Thunder on the right – again: I happened to catch former Rep. Bob Barr (R-GA) duking it out with current Rep. Dana Rohrabacher (R-CA) on CNN yesterday over news that President Bush has been spying on U.S. citizens, which Barr said has been done “apparently in violation of federal laws.”
— Bob Barr
The president’s poll numbers are just now starting to inch up as conservatives who lost faith with him over Iraq and Katrina – and because he nominated his secretary to the Supreme Court – are starting to “come home.”
The last thing the White House needs now is another big internecine row. And they cannot want a fight with a pit bull like Barr – who as a Congressman filed charges against President Clinton long before the Monica Lewinsky scandal broke. ( During the actual impeachment, he was one of the House Managers who tried the case against the president. )
Thrice divorced, Barr drafted the Defense of Marriage Act in 1996 which bans federal recognition of same sex marriages. A strong opponent of abortion, his second wife says that Barr footed the bill when she terminated a pregnancy. A vocal advocate of “family values,” he was once photographed licking whipped cream off a woman’s naked chest.
All this hypocritical extremity aside, Barr is a strident conservative well to the right of the Big Government neocons who are running the government. So it is significant that he has come out so strongly against the charges of domestic spying – which, if proven to be illegal, are impeachable:
[WOLF] BLIZTER: Congressman Barr, what’s wrong with what the president has decided to do?
BOB BARR, CNN CONTRIBUTOR: What’s wrong with it is several-fold. One, it’s bad policy for our government to be spying on American citizens through the National Security Agency. Secondly, it’s bad to be spying on Americans without court oversight. And thirdly, it’s bad to be spying on Americans apparently in violation of federal laws against doing it without court order.
So it’s bad all around, and we need to get to the bottom of this….“Here again, this is absolutely a bizarre conversation where you have a member of Congress saying that it’s okay for the president of the United States to ignore U.S. law, to ignore the Constitution, simply because we are in an undeclared war.”
— Bob Barr
[ROHRABACHER:] …I’m very happy that we have a president that, six months after they slaughtered 3,000 of our citizens, he decided to follow up on a lead that was given to our people by breaking up an al Qaeda cell in Pakistan, and followed through on that to make sure that there wasn’t another imminent attack, and thus probably saving many thousands of American lives. We can be proud of President Bush for protecting us…

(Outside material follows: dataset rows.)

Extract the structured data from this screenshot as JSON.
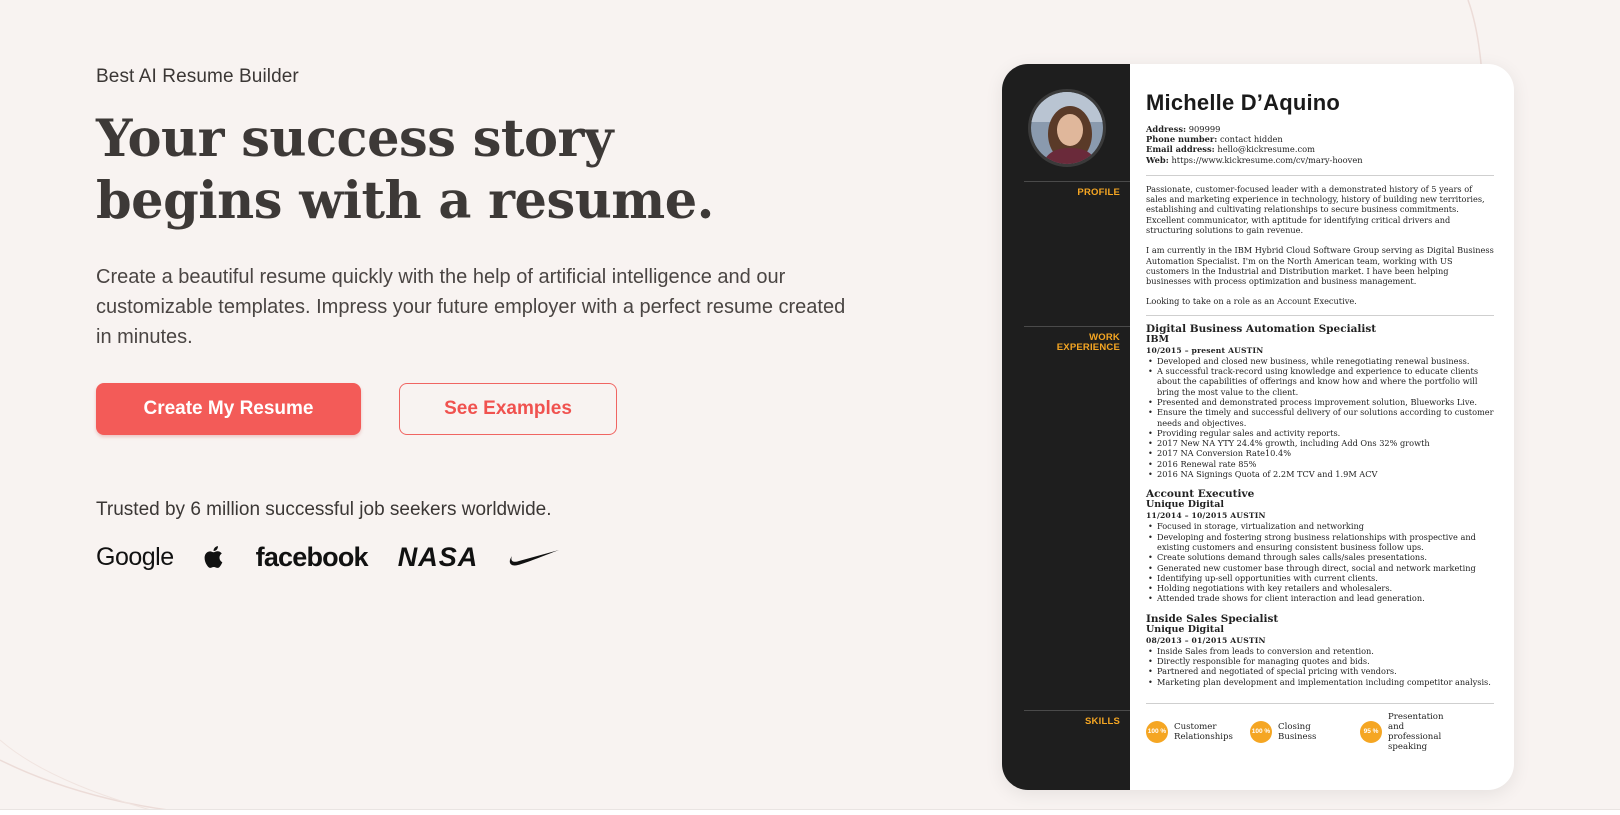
{
  "hero": {
    "eyebrow": "Best AI Resume Builder",
    "headline_line1": "Your success story",
    "headline_line2": "begins with a resume.",
    "subtext": "Create a beautiful resume quickly with the help of artificial intelligence and our customizable templates. Impress your future employer with a perfect resume created in minutes.",
    "primary_cta": "Create My Resume",
    "secondary_cta": "See Examples",
    "trust_text": "Trusted by 6 million successful job seekers worldwide."
  },
  "logos": {
    "google": "Google",
    "apple": "apple-logo-icon",
    "facebook": "facebook",
    "nasa": "NASA",
    "nike": "nike-swoosh-icon"
  },
  "resume": {
    "name": "Michelle D’Aquino",
    "contact": {
      "address_label": "Address:",
      "address": "909999",
      "phone_label": "Phone number:",
      "phone": "contact hidden",
      "email_label": "Email address:",
      "email": "hello@kickresume.com",
      "web_label": "Web:",
      "web": "https://www.kickresume.com/cv/mary-hooven"
    },
    "section_labels": {
      "profile": "PROFILE",
      "work_1": "WORK",
      "work_2": "EXPERIENCE",
      "skills": "SKILLS"
    },
    "profile": [
      "Passionate, customer-focused leader with a demonstrated history of 5 years of sales and marketing experience in technology, history of building new territories, establishing and cultivating relationships to secure business commitments. Excellent communicator, with aptitude for identifying critical drivers and structuring solutions to gain revenue.",
      "I am currently in the IBM Hybrid Cloud Software Group serving as Digital Business Automation Specialist. I'm on the North American team, working with US customers in the Industrial and Distribution market. I have been helping businesses with process optimization and business management.",
      "Looking to take on a role as an Account Executive."
    ],
    "jobs": [
      {
        "title": "Digital Business Automation Specialist",
        "company": "IBM",
        "meta": "10/2015 – present  AUSTIN",
        "bullets": [
          "Developed and closed new business, while renegotiating renewal business.",
          "A successful track-record using knowledge and experience  to educate clients about the capabilities of offerings and know how and where the portfolio will bring the most value to the client.",
          "Presented and demonstrated process improvement solution, Blueworks Live.",
          "Ensure the timely and successful delivery of our solutions according to customer needs and objectives.",
          "Providing regular sales and activity reports.",
          "2017 New NA YTY 24.4% growth, including Add Ons 32% growth",
          "2017 NA Conversion Rate10.4%",
          "2016 Renewal rate 85%",
          "2016 NA Signings Quota of 2.2M TCV and 1.9M ACV"
        ]
      },
      {
        "title": "Account Executive",
        "company": "Unique Digital",
        "meta": "11/2014 – 10/2015  AUSTIN",
        "bullets": [
          "Focused in storage, virtualization and networking",
          "Developing and fostering strong business relationships with prospective and existing customers and ensuring consistent business follow ups.",
          "Create solutions demand through sales calls/sales presentations.",
          "Generated new customer base through direct, social and network marketing",
          "Identifying up-sell opportunities with current clients.",
          "Holding negotiations with key retailers and wholesalers.",
          "Attended trade shows for client interaction and lead generation."
        ]
      },
      {
        "title": "Inside Sales Specialist",
        "company": "Unique Digital",
        "meta": "08/2013 – 01/2015  AUSTIN",
        "bullets": [
          "Inside Sales from leads to conversion and retention.",
          "Directly responsible for managing quotes and bids.",
          "Partnered and negotiated of special pricing with vendors.",
          "Marketing plan development and implementation including competitor analysis."
        ]
      }
    ],
    "skills": [
      {
        "level": "100 %",
        "name": "Customer Relationships"
      },
      {
        "level": "100 %",
        "name": "Closing Business"
      },
      {
        "level": "95 %",
        "name": "Presentation and professional speaking"
      }
    ]
  }
}
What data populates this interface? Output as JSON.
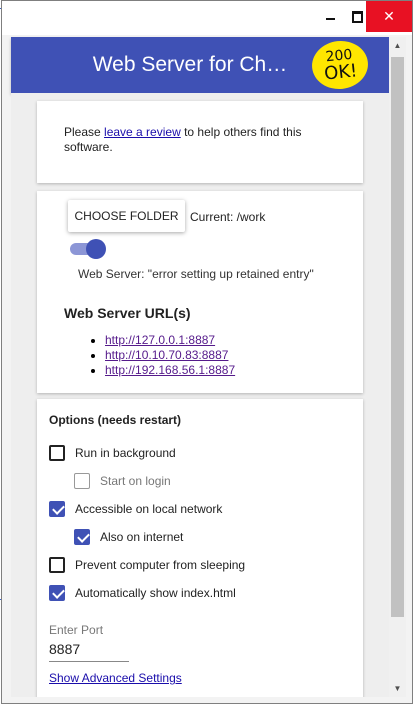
{
  "window": {
    "minimize_icon": "minimize-icon",
    "maximize_icon": "maximize-icon",
    "close_icon": "close-icon",
    "close_symbol": "✕"
  },
  "header": {
    "title": "Web Server for Ch…",
    "badge_line1": "200",
    "badge_line2": "OK!",
    "bg_color": "#3f51b5",
    "badge_color": "#ffe600"
  },
  "review": {
    "prefix": "Please ",
    "link": "leave a review",
    "suffix": " to help others find this software."
  },
  "server": {
    "choose_folder_label": "CHOOSE FOLDER",
    "current_folder": "Current: /work",
    "toggle_on": true,
    "status": "Web Server: \"error setting up retained entry\"",
    "urls_heading": "Web Server URL(s)",
    "urls": [
      "http://127.0.0.1:8887",
      "http://10.10.70.83:8887",
      "http://192.168.56.1:8887"
    ]
  },
  "options": {
    "heading": "Options (needs restart)",
    "items": [
      {
        "label": "Run in background",
        "checked": false
      },
      {
        "label": "Start on login",
        "checked": false,
        "disabled": true
      },
      {
        "label": "Accessible on local network",
        "checked": true
      },
      {
        "label": "Also on internet",
        "checked": true
      },
      {
        "label": "Prevent computer from sleeping",
        "checked": false
      },
      {
        "label": "Automatically show index.html",
        "checked": true
      }
    ],
    "port_label": "Enter Port",
    "port_value": "8887",
    "advanced_link": "Show Advanced Settings"
  },
  "scrollbar": {
    "up_symbol": "▲",
    "down_symbol": "▼"
  }
}
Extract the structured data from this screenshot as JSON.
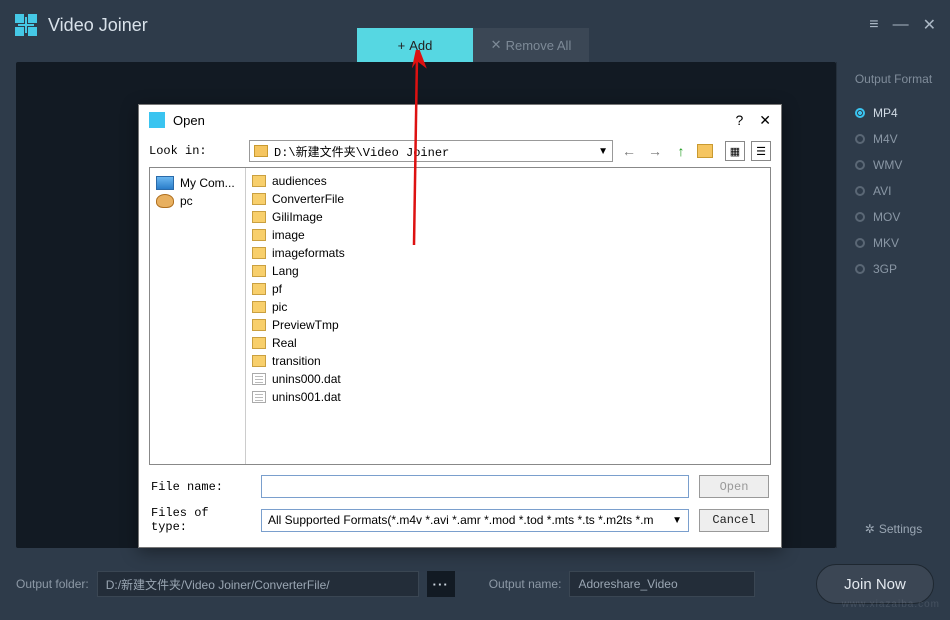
{
  "app": {
    "title": "Video Joiner",
    "win_menu_glyph": "≡",
    "win_min_glyph": "—",
    "win_close_glyph": "✕"
  },
  "tabs": {
    "add_label": "Add",
    "add_glyph": "+",
    "remove_label": "Remove All",
    "remove_glyph": "✕"
  },
  "sidebar": {
    "title": "Output Format",
    "formats": [
      "MP4",
      "M4V",
      "WMV",
      "AVI",
      "MOV",
      "MKV",
      "3GP"
    ],
    "selected_index": 0,
    "settings_label": "Settings"
  },
  "bottom": {
    "output_folder_label": "Output folder:",
    "output_folder_value": "D:/新建文件夹/Video Joiner/ConverterFile/",
    "output_name_label": "Output name:",
    "output_name_value": "Adoreshare_Video",
    "dots_label": "···",
    "join_label": "Join Now"
  },
  "dialog": {
    "title": "Open",
    "help_glyph": "?",
    "close_glyph": "✕",
    "lookin_label": "Look in:",
    "lookin_value": "D:\\新建文件夹\\Video Joiner",
    "nav_back_glyph": "←",
    "nav_fwd_glyph": "→",
    "nav_up_glyph": "↑",
    "view_grid_glyph": "▦",
    "view_list_glyph": "☰",
    "places": [
      {
        "label": "My Com...",
        "icon": "monitor"
      },
      {
        "label": "pc",
        "icon": "user"
      }
    ],
    "files": [
      {
        "name": "audiences",
        "type": "folder"
      },
      {
        "name": "ConverterFile",
        "type": "folder"
      },
      {
        "name": "GiliImage",
        "type": "folder"
      },
      {
        "name": "image",
        "type": "folder"
      },
      {
        "name": "imageformats",
        "type": "folder"
      },
      {
        "name": "Lang",
        "type": "folder"
      },
      {
        "name": "pf",
        "type": "folder"
      },
      {
        "name": "pic",
        "type": "folder"
      },
      {
        "name": "PreviewTmp",
        "type": "folder"
      },
      {
        "name": "Real",
        "type": "folder"
      },
      {
        "name": "transition",
        "type": "folder"
      },
      {
        "name": "unins000.dat",
        "type": "file"
      },
      {
        "name": "unins001.dat",
        "type": "file"
      }
    ],
    "file_name_label": "File name:",
    "file_name_value": "",
    "file_type_label": "Files of type:",
    "file_type_value": "All Supported Formats(*.m4v *.avi *.amr *.mod *.tod *.mts *.ts *.m2ts *.m ",
    "open_btn": "Open",
    "cancel_btn": "Cancel"
  },
  "watermark": "www.xiazaiba.com"
}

BARR: Well, the fact of the matter is that the Constitution is the Constitution, and I took an oath to abide by it. My good friend, my former colleague, Dana Rohrabacher, did and the president did. And I don’t really care very much whether or not it can be justified based on some hypothetical. The fact of the matter is that, if you have any government official who deliberately orders that federal law be violated despite the best of motives, that certainly ought to be of concern to us…
BARR: Well, gee, I guess then the president should be able to ignore whatever provision in the Constitution as long as there’s something after the fact that justifies it.
[ROHRABACHER:] Bob, during wartime, you give some powers to the presidency you wouldn’t give in peace time.
BARR: Do we have a declaration of war, Dana?
ROHRABACHER: You don’t have to do that.
BARR: We don’t? That makes it even much easier for a president.
Rohrabacher bloviates ad nauseum, cramming as many references to 9/11 as he can into each sentence. Then:
BARR: Here again, this is absolutely a bizarre conversation where you have a member of Congress saying that it’s okay for the president of the United States to ignore U.S. law, to ignore the Constitution, simply because we are in an undeclared war.
The fact of the matter is the law prohibits — specifically prohibits — what apparently was done in this case, and for a member of Congress to say, oh, that doesn’t matter, I’m proud that the president violated the law is absolutely astounding, Wolf.